- _SOURCE RECORDS_
* * * * * * * * *

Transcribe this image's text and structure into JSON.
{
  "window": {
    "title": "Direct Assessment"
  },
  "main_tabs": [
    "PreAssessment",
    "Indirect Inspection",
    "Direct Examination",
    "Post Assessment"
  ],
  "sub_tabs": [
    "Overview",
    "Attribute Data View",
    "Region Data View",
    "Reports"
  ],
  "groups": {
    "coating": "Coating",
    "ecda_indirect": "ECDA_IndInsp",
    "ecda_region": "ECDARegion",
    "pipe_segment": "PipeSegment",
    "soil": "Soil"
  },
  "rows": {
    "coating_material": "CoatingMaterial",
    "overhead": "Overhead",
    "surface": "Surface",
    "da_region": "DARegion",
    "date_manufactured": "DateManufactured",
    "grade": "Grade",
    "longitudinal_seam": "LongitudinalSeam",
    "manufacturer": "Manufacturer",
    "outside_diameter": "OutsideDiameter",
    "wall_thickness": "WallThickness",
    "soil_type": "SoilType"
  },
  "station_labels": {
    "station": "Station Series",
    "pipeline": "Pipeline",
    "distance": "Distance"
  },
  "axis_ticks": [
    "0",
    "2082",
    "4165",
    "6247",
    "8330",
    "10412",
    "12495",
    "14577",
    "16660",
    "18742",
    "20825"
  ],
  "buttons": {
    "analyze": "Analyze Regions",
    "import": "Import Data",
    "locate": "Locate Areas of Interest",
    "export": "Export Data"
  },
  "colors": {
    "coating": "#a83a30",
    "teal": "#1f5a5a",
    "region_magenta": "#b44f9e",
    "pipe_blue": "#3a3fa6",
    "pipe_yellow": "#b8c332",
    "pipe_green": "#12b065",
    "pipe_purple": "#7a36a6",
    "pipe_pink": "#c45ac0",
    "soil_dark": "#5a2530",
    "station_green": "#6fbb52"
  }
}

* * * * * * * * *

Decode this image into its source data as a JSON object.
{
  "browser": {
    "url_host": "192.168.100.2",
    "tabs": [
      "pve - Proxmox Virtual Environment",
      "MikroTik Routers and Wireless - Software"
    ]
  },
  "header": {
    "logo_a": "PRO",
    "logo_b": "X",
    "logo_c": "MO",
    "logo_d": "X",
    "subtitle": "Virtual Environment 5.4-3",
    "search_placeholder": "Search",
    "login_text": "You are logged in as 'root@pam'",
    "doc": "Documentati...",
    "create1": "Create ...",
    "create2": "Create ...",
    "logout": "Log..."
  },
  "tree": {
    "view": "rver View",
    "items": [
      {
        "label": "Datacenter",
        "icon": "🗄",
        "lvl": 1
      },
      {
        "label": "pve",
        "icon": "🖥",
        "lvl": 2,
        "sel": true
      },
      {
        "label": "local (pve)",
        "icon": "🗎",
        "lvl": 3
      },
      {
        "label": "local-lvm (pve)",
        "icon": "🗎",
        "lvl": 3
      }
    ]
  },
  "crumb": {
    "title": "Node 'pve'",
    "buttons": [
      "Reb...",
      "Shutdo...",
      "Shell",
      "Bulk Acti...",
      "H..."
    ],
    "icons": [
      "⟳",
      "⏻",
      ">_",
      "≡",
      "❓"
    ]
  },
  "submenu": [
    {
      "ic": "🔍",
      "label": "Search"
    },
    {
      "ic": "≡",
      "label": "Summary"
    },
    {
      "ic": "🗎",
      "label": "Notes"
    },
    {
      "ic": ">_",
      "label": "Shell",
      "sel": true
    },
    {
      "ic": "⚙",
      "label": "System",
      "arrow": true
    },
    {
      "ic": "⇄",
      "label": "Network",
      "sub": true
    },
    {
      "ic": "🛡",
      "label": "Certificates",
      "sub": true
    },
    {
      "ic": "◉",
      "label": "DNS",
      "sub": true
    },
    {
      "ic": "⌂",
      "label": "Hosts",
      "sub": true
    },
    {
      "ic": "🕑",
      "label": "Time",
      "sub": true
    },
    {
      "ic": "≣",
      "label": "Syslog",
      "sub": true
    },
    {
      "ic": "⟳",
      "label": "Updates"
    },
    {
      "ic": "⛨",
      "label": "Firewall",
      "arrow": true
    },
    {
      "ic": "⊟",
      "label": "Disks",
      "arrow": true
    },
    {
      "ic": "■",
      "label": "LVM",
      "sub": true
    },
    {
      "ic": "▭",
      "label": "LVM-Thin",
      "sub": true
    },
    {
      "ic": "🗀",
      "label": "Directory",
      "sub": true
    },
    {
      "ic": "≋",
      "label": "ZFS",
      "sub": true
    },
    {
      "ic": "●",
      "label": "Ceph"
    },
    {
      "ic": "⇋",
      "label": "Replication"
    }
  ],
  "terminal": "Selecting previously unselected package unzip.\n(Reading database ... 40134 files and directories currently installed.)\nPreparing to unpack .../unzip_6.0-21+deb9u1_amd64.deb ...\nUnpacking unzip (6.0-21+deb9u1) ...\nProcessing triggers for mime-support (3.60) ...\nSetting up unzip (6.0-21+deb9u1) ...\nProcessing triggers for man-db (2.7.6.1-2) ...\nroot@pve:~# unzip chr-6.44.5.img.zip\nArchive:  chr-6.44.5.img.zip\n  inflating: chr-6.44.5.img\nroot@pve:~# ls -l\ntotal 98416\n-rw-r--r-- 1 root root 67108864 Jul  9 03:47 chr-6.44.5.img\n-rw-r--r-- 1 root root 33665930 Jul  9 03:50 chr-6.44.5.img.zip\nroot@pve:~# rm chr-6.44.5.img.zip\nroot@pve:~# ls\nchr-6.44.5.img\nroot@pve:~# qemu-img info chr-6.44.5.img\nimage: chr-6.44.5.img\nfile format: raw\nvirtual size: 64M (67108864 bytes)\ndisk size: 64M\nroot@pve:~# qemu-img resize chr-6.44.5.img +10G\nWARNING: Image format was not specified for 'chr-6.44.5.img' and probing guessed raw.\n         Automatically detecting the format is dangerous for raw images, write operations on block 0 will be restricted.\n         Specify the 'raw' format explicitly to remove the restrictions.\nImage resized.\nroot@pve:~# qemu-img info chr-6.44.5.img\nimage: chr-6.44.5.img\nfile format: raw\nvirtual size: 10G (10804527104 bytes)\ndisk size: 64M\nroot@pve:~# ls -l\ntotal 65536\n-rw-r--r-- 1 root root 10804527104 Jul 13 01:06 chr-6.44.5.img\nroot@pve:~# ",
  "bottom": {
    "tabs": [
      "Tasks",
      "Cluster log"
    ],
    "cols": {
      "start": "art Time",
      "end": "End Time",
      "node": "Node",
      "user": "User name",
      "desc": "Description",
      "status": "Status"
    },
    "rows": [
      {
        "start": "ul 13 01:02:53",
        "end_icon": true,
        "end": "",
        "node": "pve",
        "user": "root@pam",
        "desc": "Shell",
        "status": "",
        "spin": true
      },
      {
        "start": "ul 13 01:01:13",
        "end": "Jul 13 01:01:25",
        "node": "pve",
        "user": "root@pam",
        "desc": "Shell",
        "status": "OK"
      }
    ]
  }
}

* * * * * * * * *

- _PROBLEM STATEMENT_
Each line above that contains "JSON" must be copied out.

- _WRITTEN SOLUTION_
Transcribe this image's text and structure into JSON.
Decode this image into its source data as a JSON object.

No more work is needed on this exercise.